After putting up their new $3.4 million facility, Niagara FACS has gone hat-in-hand to Niagara Falls council and obtained a refund of their $48,000 development fee. They will be following up with a request for a refund of $83,000 from Niagara Region.
Niagara Falls council refunds nearly $48,000 in development charges for FACS building
Niagara Falls council rejected a staff report and voted to refund almost $48,000 in development fees for the newly renovated and expanded Family and Chidren’s Services building on Canadian Drive.
Bureaucrats had said the city’s bylaw does not allow for refunds or exemptions for capital projects such as the $3.4-million FACS facility, which opened last fall. FACS had applied to either recover the $47,940 in charges, or receive a municipal grant in the same amount. City treasurer Todd Harrison also noted it is not the municipality’s responsibility to fund social agencies like FACS.
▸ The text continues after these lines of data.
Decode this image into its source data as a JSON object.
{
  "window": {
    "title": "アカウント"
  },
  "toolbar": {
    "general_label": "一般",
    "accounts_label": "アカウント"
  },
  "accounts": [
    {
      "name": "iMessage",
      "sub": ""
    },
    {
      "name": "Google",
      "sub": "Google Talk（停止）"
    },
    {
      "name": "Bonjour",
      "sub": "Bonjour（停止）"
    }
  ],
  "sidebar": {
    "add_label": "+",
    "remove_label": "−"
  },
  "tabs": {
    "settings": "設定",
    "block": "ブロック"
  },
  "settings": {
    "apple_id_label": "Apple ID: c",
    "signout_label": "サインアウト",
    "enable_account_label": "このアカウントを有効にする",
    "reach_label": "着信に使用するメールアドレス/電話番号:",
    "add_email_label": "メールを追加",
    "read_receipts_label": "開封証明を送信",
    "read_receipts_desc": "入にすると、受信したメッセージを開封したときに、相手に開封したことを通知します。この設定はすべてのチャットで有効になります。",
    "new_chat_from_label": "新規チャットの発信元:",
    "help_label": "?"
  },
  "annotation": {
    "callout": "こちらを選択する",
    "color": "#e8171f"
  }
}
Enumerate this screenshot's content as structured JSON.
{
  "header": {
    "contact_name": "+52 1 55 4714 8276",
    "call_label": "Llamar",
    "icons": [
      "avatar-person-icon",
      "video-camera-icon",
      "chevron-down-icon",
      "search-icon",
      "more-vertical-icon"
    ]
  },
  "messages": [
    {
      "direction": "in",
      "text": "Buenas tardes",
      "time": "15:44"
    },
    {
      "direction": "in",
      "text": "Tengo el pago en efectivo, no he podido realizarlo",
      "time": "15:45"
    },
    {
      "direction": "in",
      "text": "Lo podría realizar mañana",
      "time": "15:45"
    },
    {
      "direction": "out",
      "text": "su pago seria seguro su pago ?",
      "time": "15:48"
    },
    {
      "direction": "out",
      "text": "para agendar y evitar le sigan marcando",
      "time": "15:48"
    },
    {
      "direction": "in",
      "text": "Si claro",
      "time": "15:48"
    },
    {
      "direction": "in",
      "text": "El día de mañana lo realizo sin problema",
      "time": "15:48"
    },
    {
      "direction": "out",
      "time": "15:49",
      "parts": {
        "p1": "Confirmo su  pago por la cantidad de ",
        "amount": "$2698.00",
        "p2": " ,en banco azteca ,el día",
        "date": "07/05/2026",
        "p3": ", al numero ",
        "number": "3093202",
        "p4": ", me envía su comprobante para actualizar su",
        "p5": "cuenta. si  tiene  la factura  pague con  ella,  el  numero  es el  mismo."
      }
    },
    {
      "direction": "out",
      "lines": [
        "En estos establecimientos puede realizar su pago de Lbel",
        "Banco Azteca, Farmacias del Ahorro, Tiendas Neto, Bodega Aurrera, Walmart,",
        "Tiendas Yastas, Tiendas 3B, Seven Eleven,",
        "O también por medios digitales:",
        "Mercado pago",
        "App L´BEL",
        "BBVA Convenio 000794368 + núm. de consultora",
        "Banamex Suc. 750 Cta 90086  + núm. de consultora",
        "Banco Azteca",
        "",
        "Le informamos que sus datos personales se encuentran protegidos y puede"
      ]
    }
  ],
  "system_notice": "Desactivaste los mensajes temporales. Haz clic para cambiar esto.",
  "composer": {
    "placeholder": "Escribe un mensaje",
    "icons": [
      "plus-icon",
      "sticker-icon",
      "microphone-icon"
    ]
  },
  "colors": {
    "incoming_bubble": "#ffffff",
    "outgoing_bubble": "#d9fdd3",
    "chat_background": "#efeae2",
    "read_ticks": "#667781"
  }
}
“It’s not our mandate,” he said.
However, councillors were cognizant of the fact that they have funded other organizations that also do not fall under the authority of local government.
“It’s very difficult to say no to this when we give money to other groups who don’t do nearly the same amount,” said Coun. Joyce Morocco, echoing the mood of those around the table. Coun. Wayne Thomson made the motion to support the FACS request with Coun. Victor Pietrangelo seconding. It passed unanimously.
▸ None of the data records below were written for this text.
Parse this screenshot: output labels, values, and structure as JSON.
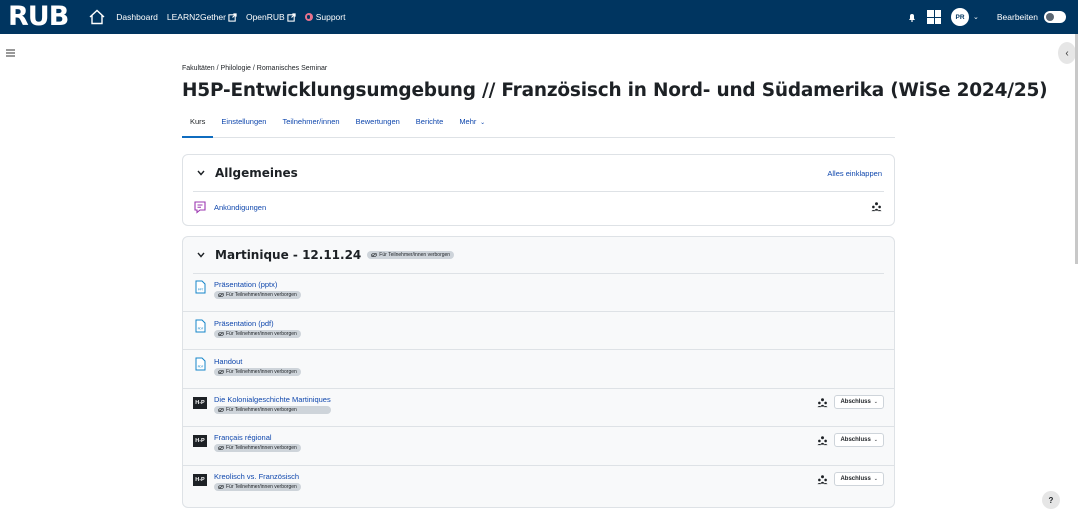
{
  "navbar": {
    "logo": "RUB",
    "links": [
      {
        "label": "Dashboard"
      },
      {
        "label": "LEARN2Gether"
      },
      {
        "label": "OpenRUB"
      },
      {
        "label": "Support"
      }
    ],
    "avatar_initials": "PR",
    "edit_mode_label": "Bearbeiten",
    "edit_mode_on": false
  },
  "breadcrumb": [
    "Fakultäten",
    "Philologie",
    "Romanisches Seminar"
  ],
  "breadcrumb_sep": "/",
  "page_title": "H5P-Entwicklungsumgebung // Französisch in Nord- und Südamerika (WiSe 2024/25)",
  "tabs": [
    {
      "label": "Kurs",
      "active": true
    },
    {
      "label": "Einstellungen"
    },
    {
      "label": "Teilnehmer/innen"
    },
    {
      "label": "Bewertungen"
    },
    {
      "label": "Berichte"
    },
    {
      "label": "Mehr"
    }
  ],
  "sections": [
    {
      "title": "Allgemeines",
      "collapse_all_label": "Alles einklappen",
      "activities": [
        {
          "name": "Ankündigungen",
          "icon": "forum-icon"
        }
      ]
    },
    {
      "title": "Martinique - 12.11.24",
      "hidden_label": "Für Teilnehmer/innen verborgen",
      "activities": [
        {
          "name": "Präsentation (pptx)",
          "icon": "pptx-icon",
          "hidden_label": "Für Teilnehmer/innen verborgen"
        },
        {
          "name": "Präsentation (pdf)",
          "icon": "pdf-icon",
          "hidden_label": "Für Teilnehmer/innen verborgen"
        },
        {
          "name": "Handout",
          "icon": "pdf-icon",
          "hidden_label": "Für Teilnehmer/innen verborgen"
        },
        {
          "name": "Die Kolonialgeschichte Martiniques",
          "icon": "h5p-icon",
          "hidden_label": "Für Teilnehmer/innen verborgen",
          "completion_label": "Abschluss"
        },
        {
          "name": "Français régional",
          "icon": "h5p-icon",
          "hidden_label": "Für Teilnehmer/innen verborgen",
          "completion_label": "Abschluss"
        },
        {
          "name": "Kreolisch vs. Französisch",
          "icon": "h5p-icon",
          "hidden_label": "Für Teilnehmer/innen verborgen",
          "completion_label": "Abschluss"
        }
      ]
    }
  ],
  "h5p_logo_text": "H-P",
  "pptx_badge": "PPT",
  "pdf_badge": "PDF",
  "help_label": "?",
  "colors": {
    "navbar": "#003560",
    "link": "#0f47ad",
    "active_tab_border": "#0f6cbf",
    "forum": "#9b37b0",
    "file": "#1485c9"
  }
}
Politicians made the decision Tuesday night in Committee of the Whole outside the view of television cameras.
The staff report noted that council has waived development charges in the past, such as to the Boys and Girls Glub of Niagara and the Stamford Volunteer Firemen’s Association, but those requests were made prior to construction of their projects.
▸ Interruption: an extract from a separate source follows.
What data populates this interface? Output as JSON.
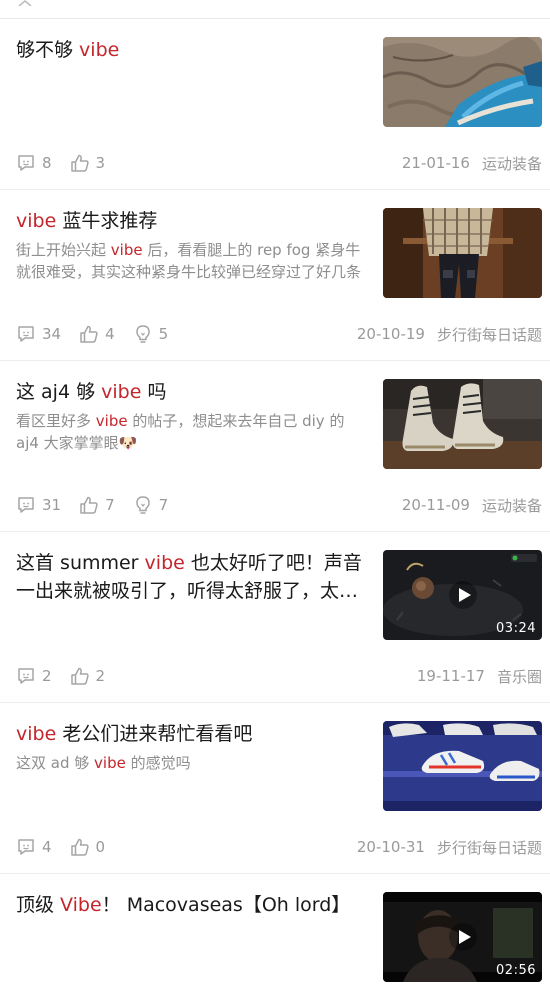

FACS executive director Chris Steven said an application was made to the City and the Region, but discussions were taking so long that the building had to move ahead without an answer from either level of government. He was grateful for council’s support, but not necessarily pleased his group had to come back and refute a staff report.
“We’re all stewards of public funds and I certainly respect that council has a tremendous responsibility. Our board of directors … is also stewards of public funds and where there’s a reason to believe we have a shared obligation (for) support, we will turn over that last rock, we will come back to council.
“We had visited council couple years ago announcing our campaign without a particular ask for a grant or anything like that, but we had worked with city staff about a possible exemption on these development charges, and I think they anticipated to hear from us again.
“We’re not trying to be difficult. It’s a matter of asking council to join with us on this project.”
Requests such as these always on the surface seem difficult for councillors, who are facing a massive deficit and struggling to come to terms with how it can be wrestled to the ground. Yet while bemoaning the social and community services they are asked to fund on one hand, council has yet to cut a single grant or fee-for-service budget in this year’s attack on the balance sheet.
FACS will now take its request to the Region, where it hopes to have $83,150 in development charges reversed.
The FACS building in Niagara Falls was constructed with $1.67 million in infrastructure funding from the federal and provincial governments, $750,000 from the McCall MacBain Foundation and $50,000 from the Town of Fort Erie in addition to many private donations.
Source: Bullet News Niagara